Material provided.
▬▬▬

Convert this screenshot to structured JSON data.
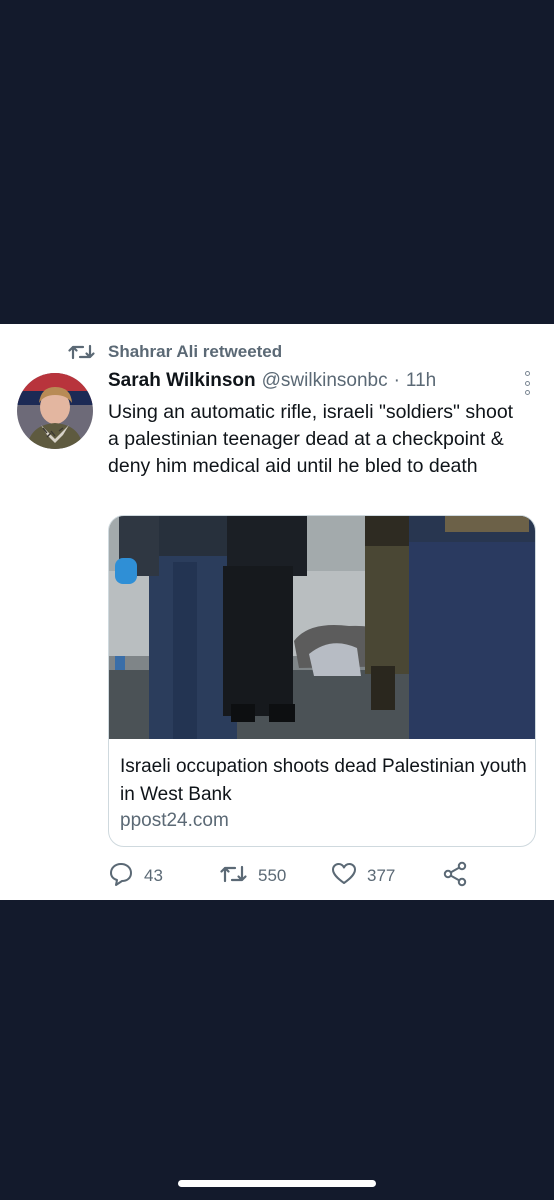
{
  "retweet": {
    "label": "Shahrar Ali retweeted"
  },
  "tweet": {
    "author_name": "Sarah Wilkinson",
    "handle": "@swilkinsonbc",
    "separator": "·",
    "time": "11h",
    "text": "Using an automatic rifle, israeli \"soldiers\" shoot a palestinian teenager dead at a checkpoint & deny him medical aid until he bled to death"
  },
  "link_card": {
    "title": "Israeli occupation shoots dead Palestinian youth in West Bank",
    "domain": "ppost24.com"
  },
  "actions": {
    "reply_count": "43",
    "retweet_count": "550",
    "like_count": "377"
  },
  "icons": {
    "retweet": "retweet-icon",
    "reply": "reply-icon",
    "like": "heart-icon",
    "share": "share-icon",
    "more": "more-options-icon"
  },
  "colors": {
    "background": "#131a2c",
    "card": "#ffffff",
    "text": "#0f1419",
    "secondary": "#5b6975"
  }
}
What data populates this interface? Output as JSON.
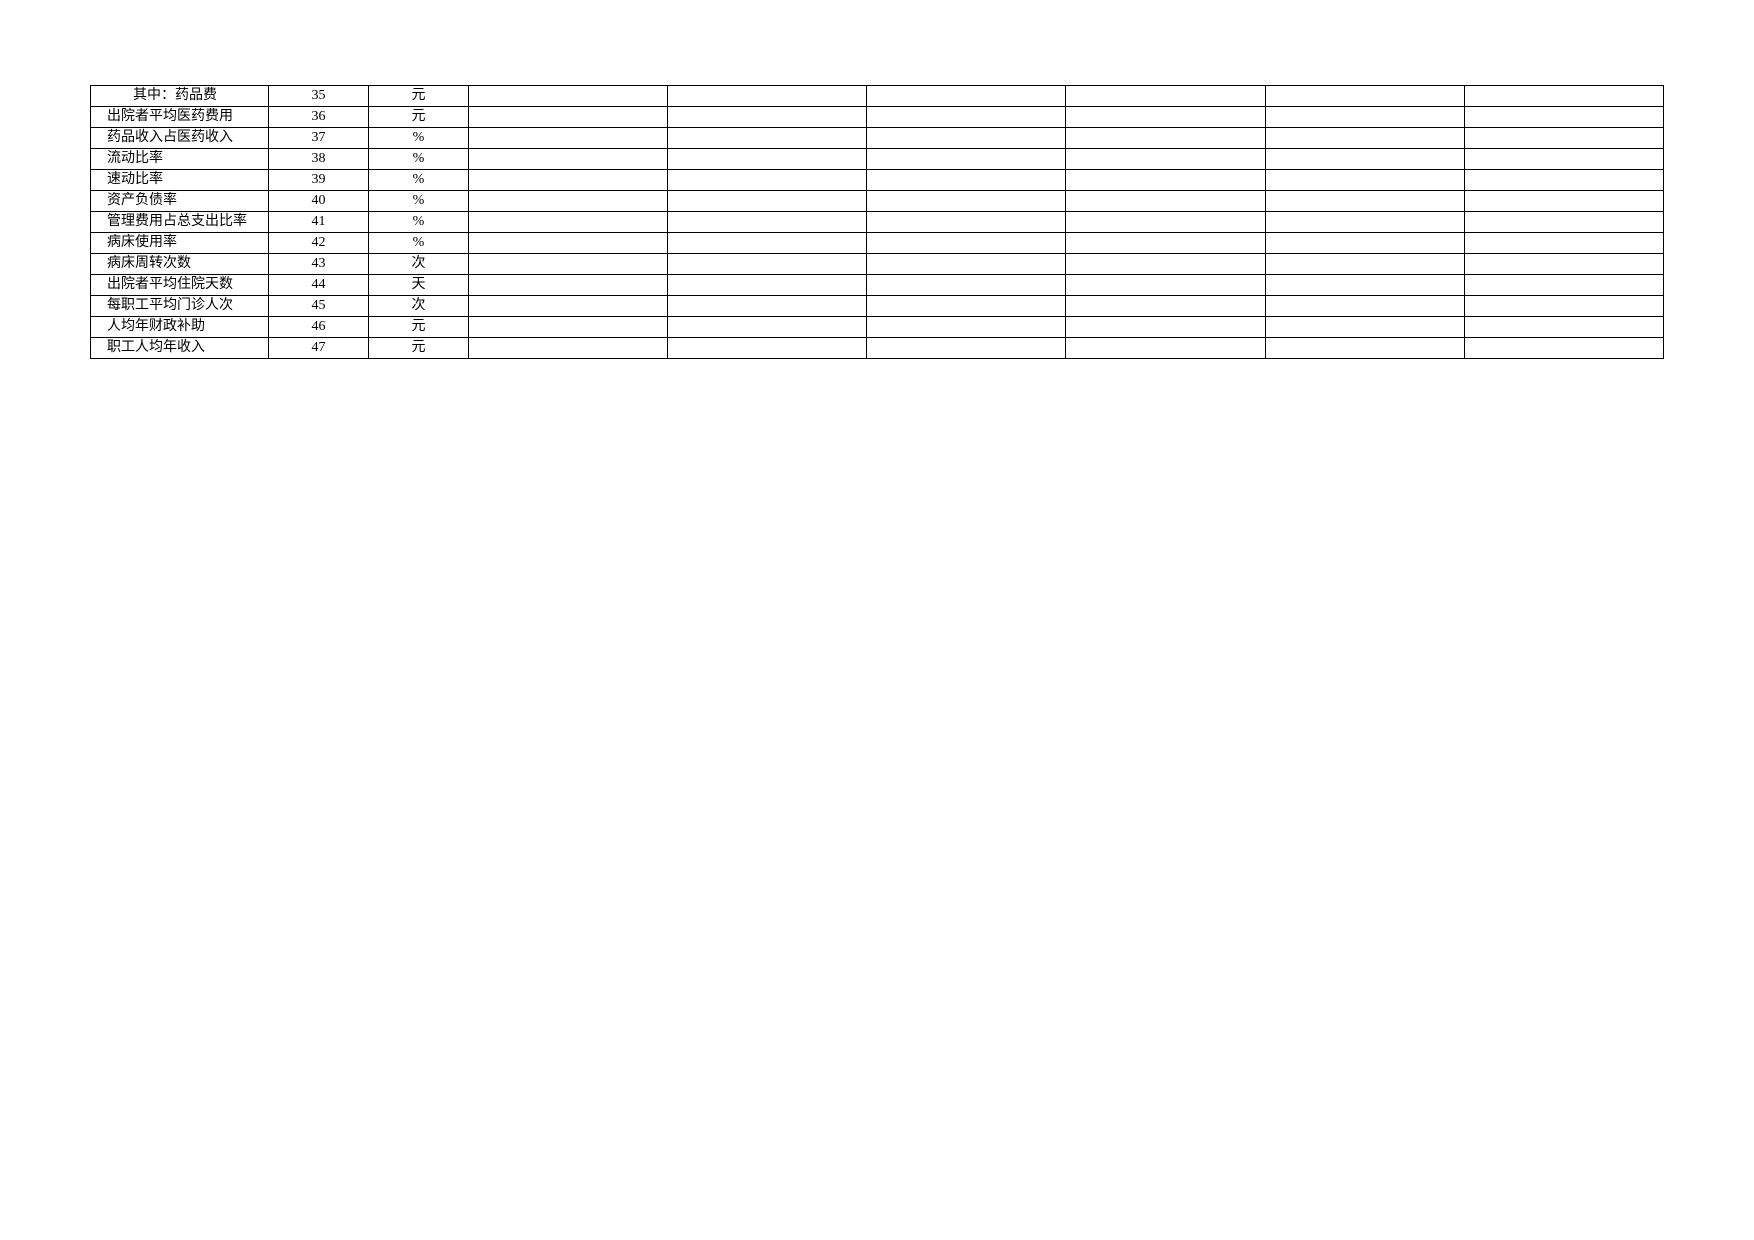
{
  "rows": [
    {
      "name": "其中：药品费",
      "num": "35",
      "unit": "元",
      "indent": true
    },
    {
      "name": "出院者平均医药费用",
      "num": "36",
      "unit": "元",
      "indent": false
    },
    {
      "name": "药品收入占医药收入",
      "num": "37",
      "unit": "%",
      "indent": false
    },
    {
      "name": "流动比率",
      "num": "38",
      "unit": "%",
      "indent": false
    },
    {
      "name": "速动比率",
      "num": "39",
      "unit": "%",
      "indent": false
    },
    {
      "name": "资产负债率",
      "num": "40",
      "unit": "%",
      "indent": false
    },
    {
      "name": "管理费用占总支出比率",
      "num": "41",
      "unit": "%",
      "indent": false
    },
    {
      "name": "病床使用率",
      "num": "42",
      "unit": "%",
      "indent": false
    },
    {
      "name": "病床周转次数",
      "num": "43",
      "unit": "次",
      "indent": false
    },
    {
      "name": "出院者平均住院天数",
      "num": "44",
      "unit": "天",
      "indent": false
    },
    {
      "name": "每职工平均门诊人次",
      "num": "45",
      "unit": "次",
      "indent": false
    },
    {
      "name": "人均年财政补助",
      "num": "46",
      "unit": "元",
      "indent": false
    },
    {
      "name": "职工人均年收入",
      "num": "47",
      "unit": "元",
      "indent": false
    }
  ]
}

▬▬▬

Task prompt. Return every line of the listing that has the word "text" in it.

Reply.
    "text": "Using an automatic rifle, israeli \"soldiers\" shoot a palestinian teenager dead at a checkpoint & deny him medical aid until he bled to death"
    "text": "#0f1419",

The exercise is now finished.